## REQUIRED ACTION
An exact copy of all the entries below is what this task needs.

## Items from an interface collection
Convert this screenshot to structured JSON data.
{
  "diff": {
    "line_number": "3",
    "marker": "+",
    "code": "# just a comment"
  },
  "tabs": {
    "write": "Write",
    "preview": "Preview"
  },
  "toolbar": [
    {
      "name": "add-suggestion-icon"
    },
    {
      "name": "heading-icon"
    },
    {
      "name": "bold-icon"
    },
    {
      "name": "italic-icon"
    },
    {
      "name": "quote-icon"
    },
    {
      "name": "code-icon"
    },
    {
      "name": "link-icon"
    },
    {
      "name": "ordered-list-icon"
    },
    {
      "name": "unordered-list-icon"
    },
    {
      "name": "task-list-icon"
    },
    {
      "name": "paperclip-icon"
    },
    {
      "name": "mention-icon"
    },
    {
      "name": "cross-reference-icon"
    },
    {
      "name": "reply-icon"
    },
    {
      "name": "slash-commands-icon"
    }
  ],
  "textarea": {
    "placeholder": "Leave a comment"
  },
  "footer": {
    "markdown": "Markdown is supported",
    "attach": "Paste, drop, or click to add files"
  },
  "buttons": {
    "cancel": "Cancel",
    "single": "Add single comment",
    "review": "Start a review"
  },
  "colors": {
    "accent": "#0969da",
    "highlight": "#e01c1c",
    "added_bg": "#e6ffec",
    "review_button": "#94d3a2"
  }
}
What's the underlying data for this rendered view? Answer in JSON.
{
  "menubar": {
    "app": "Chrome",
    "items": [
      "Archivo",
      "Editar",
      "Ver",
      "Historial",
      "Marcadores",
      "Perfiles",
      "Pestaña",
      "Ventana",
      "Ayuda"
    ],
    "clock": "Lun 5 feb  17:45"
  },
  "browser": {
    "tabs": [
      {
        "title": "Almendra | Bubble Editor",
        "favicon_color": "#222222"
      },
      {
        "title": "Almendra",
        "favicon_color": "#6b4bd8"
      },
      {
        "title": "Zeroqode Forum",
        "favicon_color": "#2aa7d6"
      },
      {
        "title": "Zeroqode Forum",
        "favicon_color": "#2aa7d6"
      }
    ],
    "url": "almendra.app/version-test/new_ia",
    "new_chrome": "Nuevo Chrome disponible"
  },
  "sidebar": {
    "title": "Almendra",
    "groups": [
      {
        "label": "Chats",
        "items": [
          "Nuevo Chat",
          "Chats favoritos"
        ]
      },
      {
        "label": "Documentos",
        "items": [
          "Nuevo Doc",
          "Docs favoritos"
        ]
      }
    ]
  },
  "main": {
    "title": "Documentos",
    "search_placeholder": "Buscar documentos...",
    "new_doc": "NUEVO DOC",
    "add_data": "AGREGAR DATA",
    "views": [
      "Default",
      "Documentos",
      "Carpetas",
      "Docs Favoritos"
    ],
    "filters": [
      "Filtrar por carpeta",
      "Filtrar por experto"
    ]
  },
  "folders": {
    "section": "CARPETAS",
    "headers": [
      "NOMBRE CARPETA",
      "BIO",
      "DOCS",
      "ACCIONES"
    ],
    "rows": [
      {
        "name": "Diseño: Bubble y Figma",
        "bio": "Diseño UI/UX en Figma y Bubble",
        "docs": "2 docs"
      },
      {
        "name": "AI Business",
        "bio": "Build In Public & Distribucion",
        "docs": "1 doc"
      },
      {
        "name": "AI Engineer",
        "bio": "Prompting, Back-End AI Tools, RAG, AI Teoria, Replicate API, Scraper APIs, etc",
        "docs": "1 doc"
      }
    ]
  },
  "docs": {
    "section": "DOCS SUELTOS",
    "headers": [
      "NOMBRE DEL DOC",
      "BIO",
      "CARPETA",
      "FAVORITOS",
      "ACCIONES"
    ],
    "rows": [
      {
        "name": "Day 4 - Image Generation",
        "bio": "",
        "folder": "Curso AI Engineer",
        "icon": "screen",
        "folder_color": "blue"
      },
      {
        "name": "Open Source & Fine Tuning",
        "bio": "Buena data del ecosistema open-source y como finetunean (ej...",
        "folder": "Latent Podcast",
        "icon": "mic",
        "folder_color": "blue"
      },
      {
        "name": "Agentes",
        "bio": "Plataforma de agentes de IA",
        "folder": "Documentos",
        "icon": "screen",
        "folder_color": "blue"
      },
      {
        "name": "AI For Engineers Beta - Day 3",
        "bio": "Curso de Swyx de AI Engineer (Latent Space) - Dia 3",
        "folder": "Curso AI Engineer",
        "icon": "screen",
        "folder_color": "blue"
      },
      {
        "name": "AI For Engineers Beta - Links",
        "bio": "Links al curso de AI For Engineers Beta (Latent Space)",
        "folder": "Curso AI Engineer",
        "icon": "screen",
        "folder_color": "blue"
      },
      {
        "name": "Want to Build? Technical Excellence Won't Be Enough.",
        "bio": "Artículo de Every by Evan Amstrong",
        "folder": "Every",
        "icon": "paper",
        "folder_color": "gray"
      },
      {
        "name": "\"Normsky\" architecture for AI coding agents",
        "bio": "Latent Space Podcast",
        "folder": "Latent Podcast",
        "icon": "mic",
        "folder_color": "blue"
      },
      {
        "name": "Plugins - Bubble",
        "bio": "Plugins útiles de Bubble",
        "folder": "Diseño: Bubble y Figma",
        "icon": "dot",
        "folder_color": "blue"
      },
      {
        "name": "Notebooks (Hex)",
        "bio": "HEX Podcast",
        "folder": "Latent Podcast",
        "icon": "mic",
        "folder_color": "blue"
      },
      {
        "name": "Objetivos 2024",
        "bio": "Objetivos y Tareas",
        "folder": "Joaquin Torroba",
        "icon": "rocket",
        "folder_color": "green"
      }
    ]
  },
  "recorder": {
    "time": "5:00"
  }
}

## ANSWER SECTION
Convert this screenshot to structured JSON data.
{
  "diff": {
    "line_number": "3",
    "marker": "+",
    "code": "# just a comment"
  },
  "tabs": {
    "write": "Write",
    "preview": "Preview"
  },
  "toolbar": [
    {
      "name": "add-suggestion-icon"
    },
    {
      "name": "heading-icon"
    },
    {
      "name": "bold-icon"
    },
    {
      "name": "italic-icon"
    },
    {
      "name": "quote-icon"
    },
    {
      "name": "code-icon"
    },
    {
      "name": "link-icon"
    },
    {
      "name": "ordered-list-icon"
    },
    {
      "name": "unordered-list-icon"
    },
    {
      "name": "task-list-icon"
    },
    {
      "name": "paperclip-icon"
    },
    {
      "name": "mention-icon"
    },
    {
      "name": "cross-reference-icon"
    },
    {
      "name": "reply-icon"
    },
    {
      "name": "slash-commands-icon"
    }
  ],
  "textarea": {
    "placeholder": "Leave a comment"
  },
  "footer": {
    "markdown": "Markdown is supported",
    "attach": "Paste, drop, or click to add files"
  },
  "buttons": {
    "cancel": "Cancel",
    "single": "Add single comment",
    "review": "Start a review"
  },
  "colors": {
    "accent": "#0969da",
    "highlight": "#e01c1c",
    "added_bg": "#e6ffec",
    "review_button": "#94d3a2"
  }
}
What's the underlying data for this rendered view? Answer in JSON.
{
  "menubar": {
    "app": "Chrome",
    "items": [
      "Archivo",
      "Editar",
      "Ver",
      "Historial",
      "Marcadores",
      "Perfiles",
      "Pestaña",
      "Ventana",
      "Ayuda"
    ],
    "clock": "Lun 5 feb  17:45"
  },
  "browser": {
    "tabs": [
      {
        "title": "Almendra | Bubble Editor",
        "favicon_color": "#222222"
      },
      {
        "title": "Almendra",
        "favicon_color": "#6b4bd8"
      },
      {
        "title": "Zeroqode Forum",
        "favicon_color": "#2aa7d6"
      },
      {
        "title": "Zeroqode Forum",
        "favicon_color": "#2aa7d6"
      }
    ],
    "url": "almendra.app/version-test/new_ia",
    "new_chrome": "Nuevo Chrome disponible"
  },
  "sidebar": {
    "title": "Almendra",
    "groups": [
      {
        "label": "Chats",
        "items": [
          "Nuevo Chat",
          "Chats favoritos"
        ]
      },
      {
        "label": "Documentos",
        "items": [
          "Nuevo Doc",
          "Docs favoritos"
        ]
      }
    ]
  },
  "main": {
    "title": "Documentos",
    "search_placeholder": "Buscar documentos...",
    "new_doc": "NUEVO DOC",
    "add_data": "AGREGAR DATA",
    "views": [
      "Default",
      "Documentos",
      "Carpetas",
      "Docs Favoritos"
    ],
    "filters": [
      "Filtrar por carpeta",
      "Filtrar por experto"
    ]
  },
  "folders": {
    "section": "CARPETAS",
    "headers": [
      "NOMBRE CARPETA",
      "BIO",
      "DOCS",
      "ACCIONES"
    ],
    "rows": [
      {
        "name": "Diseño: Bubble y Figma",
        "bio": "Diseño UI/UX en Figma y Bubble",
        "docs": "2 docs"
      },
      {
        "name": "AI Business",
        "bio": "Build In Public & Distribucion",
        "docs": "1 doc"
      },
      {
        "name": "AI Engineer",
        "bio": "Prompting, Back-End AI Tools, RAG, AI Teoria, Replicate API, Scraper APIs, etc",
        "docs": "1 doc"
      }
    ]
  },
  "docs": {
    "section": "DOCS SUELTOS",
    "headers": [
      "NOMBRE DEL DOC",
      "BIO",
      "CARPETA",
      "FAVORITOS",
      "ACCIONES"
    ],
    "rows": [
      {
        "name": "Day 4 - Image Generation",
        "bio": "",
        "folder": "Curso AI Engineer",
        "icon": "screen",
        "folder_color": "blue"
      },
      {
        "name": "Open Source & Fine Tuning",
        "bio": "Buena data del ecosistema open-source y como finetunean (ej...",
        "folder": "Latent Podcast",
        "icon": "mic",
        "folder_color": "blue"
      },
      {
        "name": "Agentes",
        "bio": "Plataforma de agentes de IA",
        "folder": "Documentos",
        "icon": "screen",
        "folder_color": "blue"
      },
      {
        "name": "AI For Engineers Beta - Day 3",
        "bio": "Curso de Swyx de AI Engineer (Latent Space) - Dia 3",
        "folder": "Curso AI Engineer",
        "icon": "screen",
        "folder_color": "blue"
      },
      {
        "name": "AI For Engineers Beta - Links",
        "bio": "Links al curso de AI For Engineers Beta (Latent Space)",
        "folder": "Curso AI Engineer",
        "icon": "screen",
        "folder_color": "blue"
      },
      {
        "name": "Want to Build? Technical Excellence Won't Be Enough.",
        "bio": "Artículo de Every by Evan Amstrong",
        "folder": "Every",
        "icon": "paper",
        "folder_color": "gray"
      },
      {
        "name": "\"Normsky\" architecture for AI coding agents",
        "bio": "Latent Space Podcast",
        "folder": "Latent Podcast",
        "icon": "mic",
        "folder_color": "blue"
      },
      {
        "name": "Plugins - Bubble",
        "bio": "Plugins útiles de Bubble",
        "folder": "Diseño: Bubble y Figma",
        "icon": "dot",
        "folder_color": "blue"
      },
      {
        "name": "Notebooks (Hex)",
        "bio": "HEX Podcast",
        "folder": "Latent Podcast",
        "icon": "mic",
        "folder_color": "blue"
      },
      {
        "name": "Objetivos 2024",
        "bio": "Objetivos y Tareas",
        "folder": "Joaquin Torroba",
        "icon": "rocket",
        "folder_color": "green"
      }
    ]
  },
  "recorder": {
    "time": "5:00"
  }
}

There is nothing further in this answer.